So, you have your computer set up, your joystick or racing wheel out, and the game installed, there’s just one problem. Where are you going to put all of this stuff? You want to feel like you are in the driver’s seat or cockpit, not sitting at your office. Even with the best peripheral, the immersion factor pales in comparison to the real thing.
Well, there are a few things out there that can change all of that. IR headsets that track your head’s movement, seats that move you around with the action, and several “do it yourself” setup tips can make the difference between playing a video game about racing or flying and being a virtual pilot or race car driver. Let’s take a look!

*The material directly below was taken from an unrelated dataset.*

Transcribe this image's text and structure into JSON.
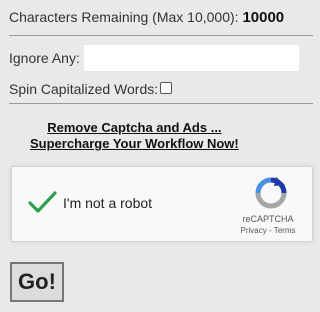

Most high end gaming video cards support multiple monitors in this day and age. It used to be that you needed to use external hardware, like the Matrox TripleHead2Go system that costs a bit over $300, to stretch the video from a single dual DVI port on your video card or laptop external video port. Such systems still have their u

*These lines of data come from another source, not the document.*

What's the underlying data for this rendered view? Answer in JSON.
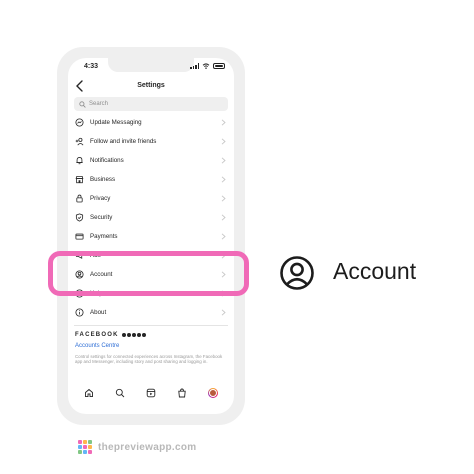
{
  "status_bar": {
    "time": "4:33"
  },
  "header": {
    "title": "Settings"
  },
  "search": {
    "placeholder": "Search"
  },
  "menu_items": [
    {
      "label": "Update Messaging",
      "icon": "messenger-icon"
    },
    {
      "label": "Follow and invite friends",
      "icon": "add-person-icon"
    },
    {
      "label": "Notifications",
      "icon": "bell-icon"
    },
    {
      "label": "Business",
      "icon": "shop-icon"
    },
    {
      "label": "Privacy",
      "icon": "lock-icon"
    },
    {
      "label": "Security",
      "icon": "shield-icon"
    },
    {
      "label": "Payments",
      "icon": "card-icon"
    },
    {
      "label": "Ads",
      "icon": "megaphone-icon"
    },
    {
      "label": "Account",
      "icon": "account-icon"
    },
    {
      "label": "Help",
      "icon": "help-icon"
    },
    {
      "label": "About",
      "icon": "info-icon"
    }
  ],
  "facebook_section": {
    "brand": "FACEBOOK",
    "accounts_centre": "Accounts Centre",
    "description": "Control settings for connected experiences across Instagram, the Facebook app and Messenger, including story and post sharing and logging in."
  },
  "callout": {
    "label": "Account",
    "icon": "account-circle-icon"
  },
  "watermark": {
    "text": "thepreviewapp.com"
  },
  "colors": {
    "highlight": "#f06ab7",
    "link": "#2f6fd6",
    "phone_frame": "#efefef"
  }
}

ses, like if your video card only has one port or if you are gaming on a laptop which likely only has a single external monitor port, but is mostly outdated by integrated video card support.

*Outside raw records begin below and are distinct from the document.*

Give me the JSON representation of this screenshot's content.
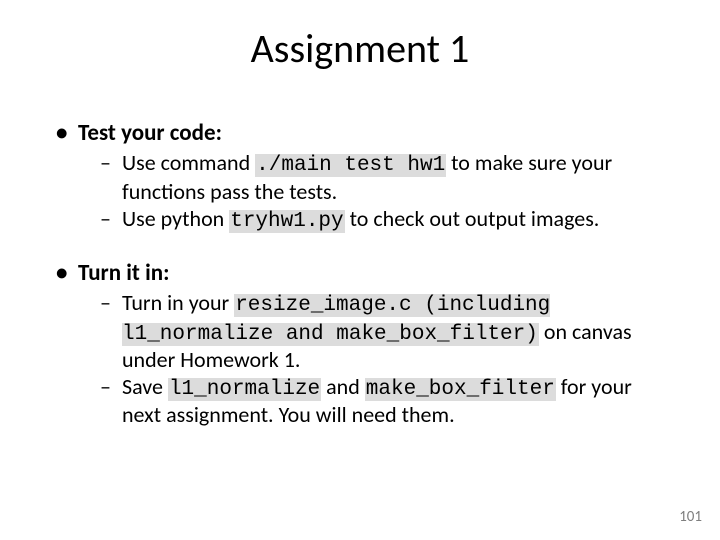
{
  "title": "Assignment 1",
  "sections": [
    {
      "header": "Test your code:",
      "items": [
        {
          "pre": "Use command ",
          "code1": "./main test hw1",
          "mid": " to make sure your functions pass the tests."
        },
        {
          "pre": "Use python ",
          "code1": "tryhw1.py",
          "mid": " to check out output images."
        }
      ]
    },
    {
      "header": "Turn it in:",
      "items": [
        {
          "pre": "Turn in your ",
          "code1": "resize_image.c (including l1_normalize and make_box_filter)",
          "mid": " on canvas under Homework 1."
        },
        {
          "pre": "Save ",
          "code1": "l1_normalize",
          "mid": " and ",
          "code2": "make_box_filter",
          "post": " for your next assignment. You will need them."
        }
      ]
    }
  ],
  "page_number": "101"
}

Setting up a three monitor configuration is rather easy these days. Just hook up the HDMI/DVI connection and monitors, configure them in the resolution settings in your operating system, and make the appropriate changes in your game’s settings and you are done. Physically mounting the monitors is the next step, and there are lots of solutions, such as the ErgoTech Triple Horizontal LCD Monitor Arm Desk Stand. This stand will run you about $250, and can be upgraded to hold a forth monitor on top of the center one. The configuration methods for monitors can be limitless, and you can actually go beyond the simple three monitor setup up to a five monitor setup on some video cards. To get the optimum experience, some set the monitors to “wrap around” the seat, sitting the player very close to the monitors in a mock cockpit and forcing the player to physically look left and right to the monitors mounted on the sides representing the left and right window views.